As Assistant Fire Chief and East Peoria Fire Marshal, it's a no-brainer that John Knapp had a sprinkler system installed in his newly built home.
As Assistant Fire Chief and East Peoria Fire Marshal, it’s a no-brainer that John Knapp had a sprinkler system installed in his newly built home.
One reason Knapp said he installed a sprinkler system is because of the light weight materials with which newer homes are constructed. He said these materials are more prone to damage as a result of a fire compared to homes that were built 30-plus years ago.
“In my opinion, for my own personal residence, there was no debate on whether or not to install a residential fire sprinkler system,” he said.
Knapp said 99 percent of homes are built with a wood frame and virtually all newer homes use the lightweight materials.
“They absolutely should be protected by fire sprinklers,” Knapp said.
Knapp got his sprinklers through Tyco Fire Protection Products and installed them himself. Prevention Fire Protection in Morton designed his system. His 2,500-square-foot home has 30 sprinkler heads on the main level and basement. The sprinklers are all in sleeping areas and egress areas (places to get out).
“The primary purpose for having sprinklers in the home are for life safety, meaning getting people out of the home safely,” Knapp said.
Residential sprinklers differ from commercial systems, which are designed to control and extinguish a fire, Knapp said.
In addition to the sprinkler system and smoke detectors, Knapp has an alarm system connected to the sprinkler heads. In the event of a fire, smoke detectors would go off first, then if a sprinkler reaches 135 degrees, it will be activated.

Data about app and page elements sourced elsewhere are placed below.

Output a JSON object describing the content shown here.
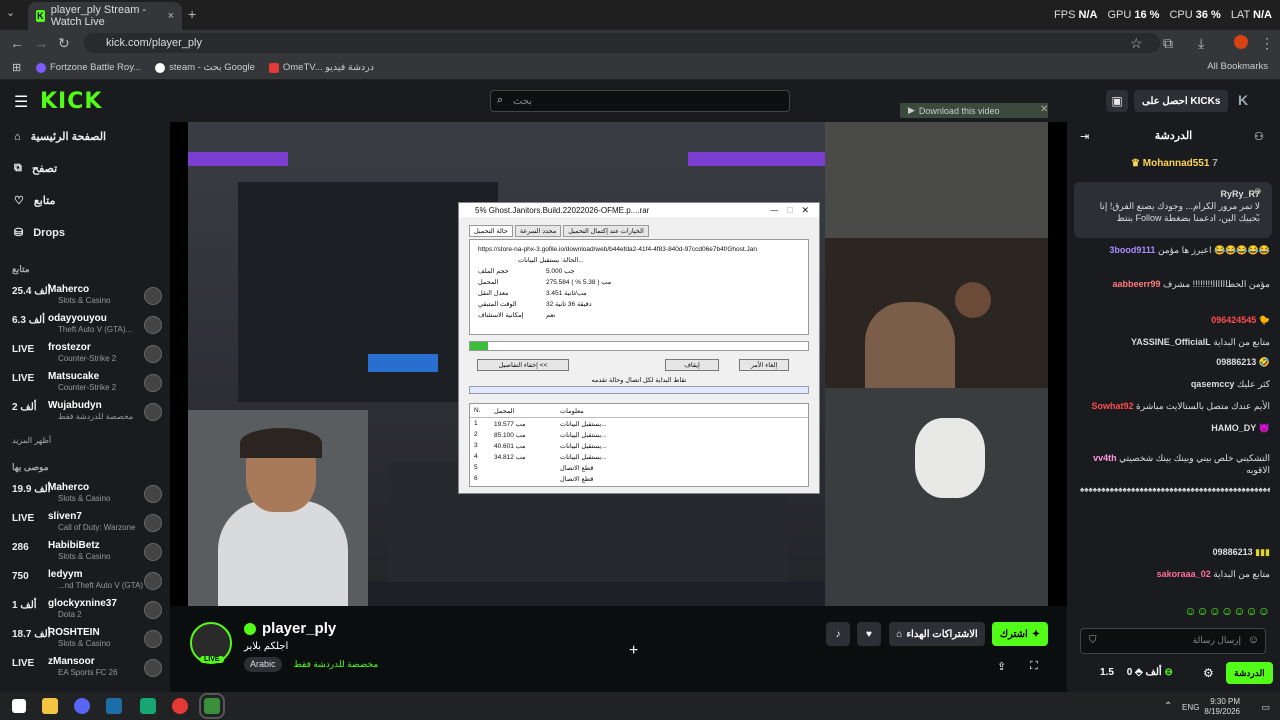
{
  "browser": {
    "tab_title": "player_ply Stream - Watch Live",
    "tab_close": "×",
    "new_tab": "+",
    "url": "kick.com/player_ply",
    "bookmarks": [
      {
        "label": "Fortzone Battle Roy...",
        "color": "#7b5cff"
      },
      {
        "label": "steam - بحث Google",
        "color": "#ffffff"
      },
      {
        "label": "OmeTV... دردشة فيديو",
        "color": "#e53935"
      }
    ],
    "all_bookmarks": "All Bookmarks"
  },
  "overlay": {
    "fps_label": "FPS",
    "fps_value": "N/A",
    "gpu_label": "GPU",
    "gpu_value": "16 %",
    "cpu_label": "CPU",
    "cpu_value": "36 %",
    "lat_label": "LAT",
    "lat_value": "N/A"
  },
  "header": {
    "logo": "KICK",
    "search_placeholder": "بحث",
    "get_kicks": "احصل على KICKs"
  },
  "sidebar": {
    "nav": [
      {
        "label": "الصفحة الرئيسية",
        "icon": "home-icon"
      },
      {
        "label": "تصفح",
        "icon": "browse-icon"
      },
      {
        "label": "متابع",
        "icon": "heart-icon"
      },
      {
        "label": "Drops",
        "icon": "drops-icon"
      }
    ],
    "following_header": "متابع",
    "following": [
      {
        "viewers": "25.4 ألف",
        "name": "Maherco",
        "category": "Slots & Casino"
      },
      {
        "viewers": "6.3 ألف",
        "name": "odayyouyou",
        "category": "Theft Auto V (GTA)..."
      },
      {
        "viewers": "LIVE",
        "name": "frostezor",
        "category": "Counter-Strike 2"
      },
      {
        "viewers": "LIVE",
        "name": "Matsucake",
        "category": "Counter-Strike 2"
      },
      {
        "viewers": "2 ألف",
        "name": "Wujabudyn",
        "category": "مخصصة للدردشة فقط"
      }
    ],
    "show_more": "أظهر المزيد",
    "recommended_header": "موصى بها",
    "recommended": [
      {
        "viewers": "19.9 ألف",
        "name": "Maherco",
        "category": "Slots & Casino"
      },
      {
        "viewers": "LIVE",
        "name": "sliven7",
        "category": "Call of Duty: Warzone"
      },
      {
        "viewers": "286",
        "name": "HabibiBetz",
        "category": "Slots & Casino"
      },
      {
        "viewers": "750",
        "name": "ledyym",
        "category": "...nd Theft Auto V (GTA)"
      },
      {
        "viewers": "1 ألف",
        "name": "glockyxnine37",
        "category": "Dota 2"
      },
      {
        "viewers": "18.7 ألف",
        "name": "ROSHTEIN",
        "category": "Slots & Casino"
      },
      {
        "viewers": "LIVE",
        "name": "zMansoor",
        "category": "EA Sports FC 26"
      }
    ]
  },
  "video": {
    "download_bar": "Download this video",
    "idm": {
      "title": "5% Ghost.Janitors.Build.22022026-OFME.p....rar",
      "tabs": [
        "حالة التحميل",
        "محدد السرعة",
        "الخيارات عند إكتمال التحميل"
      ],
      "url": "https://store-na-phx-3.gofile.io/download/web/b44efda2-41f4-4f83-840d-97ccd06e7b4f/Ghost.Jan",
      "status_label": "الحالة:",
      "status_value": "يستقبل البيانات...",
      "rows": [
        {
          "label": "حجم الملف",
          "value": "5.000 جب"
        },
        {
          "label": "المحمل",
          "value": "275.584 مب ( 5.38 % )"
        },
        {
          "label": "معدل النقل",
          "value": "3.451 مب/ثانية"
        },
        {
          "label": "الوقت المتبقي",
          "value": "32 دقيقة 36 ثانية"
        },
        {
          "label": "إمكانية الاستئناف",
          "value": "نعم"
        }
      ],
      "progress_percent": 5.38,
      "btn_hide": "إخفاء التفاصيل <<",
      "btn_pause": "إيقاف",
      "btn_cancel": "إلغاء الأمر",
      "segments_label": "نقاط البداية لكل اتصال وحالة تقدمه",
      "grid_headers": [
        "N.",
        "المحمل",
        "معلومات"
      ],
      "grid_rows": [
        [
          "1",
          "19.577 مب",
          "يستقبل البيانات..."
        ],
        [
          "2",
          "85.100 مب",
          "يستقبل البيانات..."
        ],
        [
          "3",
          "40.601 مب",
          "يستقبل البيانات..."
        ],
        [
          "4",
          "34.812 مب",
          "يستقبل البيانات..."
        ],
        [
          "5",
          "",
          "قطع الاتصال"
        ],
        [
          "6",
          "",
          "قطع الاتصال"
        ]
      ]
    }
  },
  "streamer": {
    "name": "player_ply",
    "title": "اجلكم بلاير",
    "live": "LIVE",
    "category": "مخصصة للدردشة فقط",
    "language": "Arabic",
    "subscribe": "اشترك",
    "gift": "الاشتراكات الهداء"
  },
  "chat": {
    "header": "الدردشة",
    "pinned_user": "Mohannad551",
    "pinned_count": "7",
    "messages": [
      {
        "user": "RyRy_R7",
        "text": "لا تمر مرور الكرام... وجودك يصنع الفرق! إنا بنتظ Follow بحبيك الين، ادعمنا بضغطة",
        "color": "#ffffff"
      },
      {
        "user": "3bood9111",
        "text": "اعيرز ها مؤمن 😂😂😂😂😂",
        "color": "#a98cff"
      },
      {
        "user": "aabbeerr99",
        "text": "مؤمن الحطاااااا!!!!!!!! مشرف",
        "color": "#ff7a7a"
      },
      {
        "user": "096424545",
        "text": "",
        "color": "#ff4d4d"
      },
      {
        "user": "YASSINE_OfficialL",
        "text": "متابع من البداية",
        "color": "#ffffff"
      },
      {
        "user": "09886213",
        "text": "",
        "color": "#ffffff"
      },
      {
        "user": "qasemccy",
        "text": "كثر عليك",
        "color": "#ffffff"
      },
      {
        "user": "Sowhat92",
        "text": "الأيم عندك متصل بالستالايت مباشرة",
        "color": "#ff4d4d"
      },
      {
        "user": "HAMO_DY",
        "text": "",
        "color": "#ffffff"
      },
      {
        "user": "vv4th",
        "text": "التشكيني خلص بيني وبينك بينك شخصيتي الاقويه",
        "color": "#ff9adf"
      },
      {
        "user": "09886213",
        "text": "",
        "color": "#ffffff"
      },
      {
        "user": "sakoraaa_02",
        "text": "متابع من البداية",
        "color": "#ff6f9a"
      }
    ],
    "input_placeholder": "إرسال رسالة",
    "points": "1.5 ألف",
    "zero": "0",
    "chat_button": "الدردشة"
  },
  "taskbar": {
    "lang": "ENG",
    "time": "9:30 PM",
    "date": "8/19/2026"
  }
}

This will in turn cause the alarm system to sound.
“There are a number of different heads that vary in temperatures, meaning we have some that will go off at 135 degrees and some that will go all the way up to 256 (degrees),” Knapp said.
The sprinklers in Knapp’s home are covered by white caps and are flat with the wall; there are no protruding sprinkler heads.
“What a lot of the non-fire people don’t understand is this is nothing more than the plumbing in your house with a different head on it,” Knapp said.
Residential sprinkler systems are designed based on square footage of homes.
With the type of sprinkler heads that Knapp has, 15 gallons of water would come out per minute at maximum capacity.
If a residence is hooked into the city’s water supply, the sprinkler head’s water supply is indefinite.
“The challenge can be in rural settings that the water supply is not going to be indefinite,” Knapp said. “The water’s going to last as long as the well pump’s going to last. What’s recommended in rural settings is an alternative water storage supply.”
Realistically, Knapp said it takes minimal water to extinguish a minimal fire due to early detection and activation. Knapp said this is probably one of the misleading thoughts behind sprinkler systems.
“I think a lot of people think that if you have a fire you’re going to deploy every head in the residence. That’s absolutely not the case,” he said. “Statistically, it’s a single head.”
Over 90 percent of the fires are extinguished with the activation of one, perhaps two sprinkler heads, Knapp added.
There is some resistance by home builders and realtors, Knapp said, regarding residential sprinklers being installed in new homes because they feel “it’s going to dramatically increase the cost of the house, that it’s going to dramatically slow down building and residential growth.”
“That’s probably the biggest fallacy there is that it’s going to do either one and it’s been proven to do neither. The cost is as reasonable and nominal as any other part of construction,” Knapp said.
The average cost of sprinklers on new construction ranges between a 1 1/2 percent to 2 percent of the total cost of the project, Knapp said. The cost also varies depending on whether the homeowner installs the sprinklers.
“My recommendation would be to call a licensed contractor to have the system designed,” he said.
Knapp and Griffin work with about a half dozen companies on a daily basis that install and design sprinkler systems. Some of them are Prevention Fire in Morton and The Pipco Cos. and The Hitchcock Co., both in Peoria.
The fire sprinklers should be replaced every 50 years, Knapp said.
“I look at a number of fatal fires, that very tragically, I can assure you that if I talk to their family members of the deceased, there is no question that they would have preferred having a sprinkler system over attending a funeral,” Knapp said.
Over his 20-year career, Knapp said he has not encountered a fatality in a place where there is a working smoke detector.
“They have improved dramatically over the past 30 years,” he said.
However, he said a plateau has been reached with the number of fatalities, 81 percent of which happen in a residential dwelling.
“The only way is with residential fire sprinklers. As long as we continue to build and furnish our homes the way we do without residential sprinklers, the numbers will never decline,” Knapp said.